“OK Boomer” could be a form of age-based harassment. A few weeks ago, I posted about an older employee who was getting grief from her younger co-workers because she used 5 x 7 index cards for a presentation instead of 3 x 5 index cards. Imagine a work environment where a 60-year-old is working with a group of younger employees, and every time he offers a comment or constructive suggestion, he gets, “OK Boomer.” Probably followed by snickers. At some point, the constant “OK Boomers” could become severe or pervasive, and then we would have unlawful age-based harassment.
Remember my three rules about “over-the-hill” birthday parties, which can also apply to friendly age-based kidding in the workplace. I’ve been preaching this since long before “OK Boomer” became a thing. These rules apply only to good-natured teasing, not the cruel kind:
No. 1: Consider your audience. Some people are sensitive about their age, and some are not. Sensitivity about age is not necessarily correlated with actual age. If you must tease or make friendly jokes about age, do it only with the employees who have demonstrated that they are OK with it. (And don’t assume they think it’s OK just because they’ve never complained.)
No. 2: Consider the work environment. If your department is full of 60-year-olds who are teasing a 59-year-old about his age, then you may not have much to worry about. On the other hand, if the teasers are younger than the 59-year-old, the teasing is much more likely to be viewed as offensive.
No. 3: Generally, the older one gets, the less funny age-based teasing becomes. Calling a co-worker “old” when she turns 40 may may be funny as long as she isn’t a model, athlete, or TV anchorperson. It becomes less funny when she hits 50, and not remotely funny from about age 55 on. (NOTE: Rule 3 should always be applied in conjunction with Rules 1 and 2.)
Robin Shea is a Partner with the law firm of Constangy, Brooks, Smith & Prophete, LLP and has more than 20 years’ experience in employment litigation, including Title VII and the Age Discrimination in Employment Act, the Americans with Disabilities Act (including the Amendments Act), the Genetic Information Non-Discrimination Act, the Equal Pay Act, and the Family and Medical Leave Act; and class and collective actions under the Fair Labor Standards Act and state wage-hour laws; defense of audits by the Office of Federal Contract Compliance Programs; and labor relations.
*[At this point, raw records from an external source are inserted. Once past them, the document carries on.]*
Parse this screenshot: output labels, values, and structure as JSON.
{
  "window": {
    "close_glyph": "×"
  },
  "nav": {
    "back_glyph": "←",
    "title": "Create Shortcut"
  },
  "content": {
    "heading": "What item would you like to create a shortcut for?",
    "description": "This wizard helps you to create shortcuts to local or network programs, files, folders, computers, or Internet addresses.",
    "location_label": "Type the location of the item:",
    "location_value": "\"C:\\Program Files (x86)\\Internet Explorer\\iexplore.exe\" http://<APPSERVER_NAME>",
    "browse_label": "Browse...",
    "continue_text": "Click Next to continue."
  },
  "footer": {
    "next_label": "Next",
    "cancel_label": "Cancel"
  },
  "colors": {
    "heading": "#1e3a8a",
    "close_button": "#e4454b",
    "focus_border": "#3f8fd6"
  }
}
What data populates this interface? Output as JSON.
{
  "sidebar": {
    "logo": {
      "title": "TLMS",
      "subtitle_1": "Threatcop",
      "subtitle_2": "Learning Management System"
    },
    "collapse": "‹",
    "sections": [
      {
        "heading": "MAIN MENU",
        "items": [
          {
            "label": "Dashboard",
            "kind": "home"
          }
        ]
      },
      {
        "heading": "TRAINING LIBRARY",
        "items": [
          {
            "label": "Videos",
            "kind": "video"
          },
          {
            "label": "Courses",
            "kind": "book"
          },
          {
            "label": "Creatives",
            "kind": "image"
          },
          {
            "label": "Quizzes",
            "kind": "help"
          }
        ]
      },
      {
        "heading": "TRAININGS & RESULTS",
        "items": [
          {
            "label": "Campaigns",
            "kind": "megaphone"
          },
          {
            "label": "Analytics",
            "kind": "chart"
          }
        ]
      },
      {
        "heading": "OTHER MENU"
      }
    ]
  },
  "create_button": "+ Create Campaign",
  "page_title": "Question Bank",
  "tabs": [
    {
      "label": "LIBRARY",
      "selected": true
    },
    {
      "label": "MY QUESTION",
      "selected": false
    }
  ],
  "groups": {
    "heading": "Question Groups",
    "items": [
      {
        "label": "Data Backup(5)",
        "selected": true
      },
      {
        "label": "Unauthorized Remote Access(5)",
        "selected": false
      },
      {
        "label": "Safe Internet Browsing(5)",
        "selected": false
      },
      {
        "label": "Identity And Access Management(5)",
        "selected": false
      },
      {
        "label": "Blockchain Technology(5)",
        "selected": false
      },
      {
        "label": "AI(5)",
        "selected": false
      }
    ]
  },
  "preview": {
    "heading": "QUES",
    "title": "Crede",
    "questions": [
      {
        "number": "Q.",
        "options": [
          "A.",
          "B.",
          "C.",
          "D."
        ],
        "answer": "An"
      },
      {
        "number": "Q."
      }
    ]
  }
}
She conducts training for human resources professionals, management, and employees on a wide variety of topics.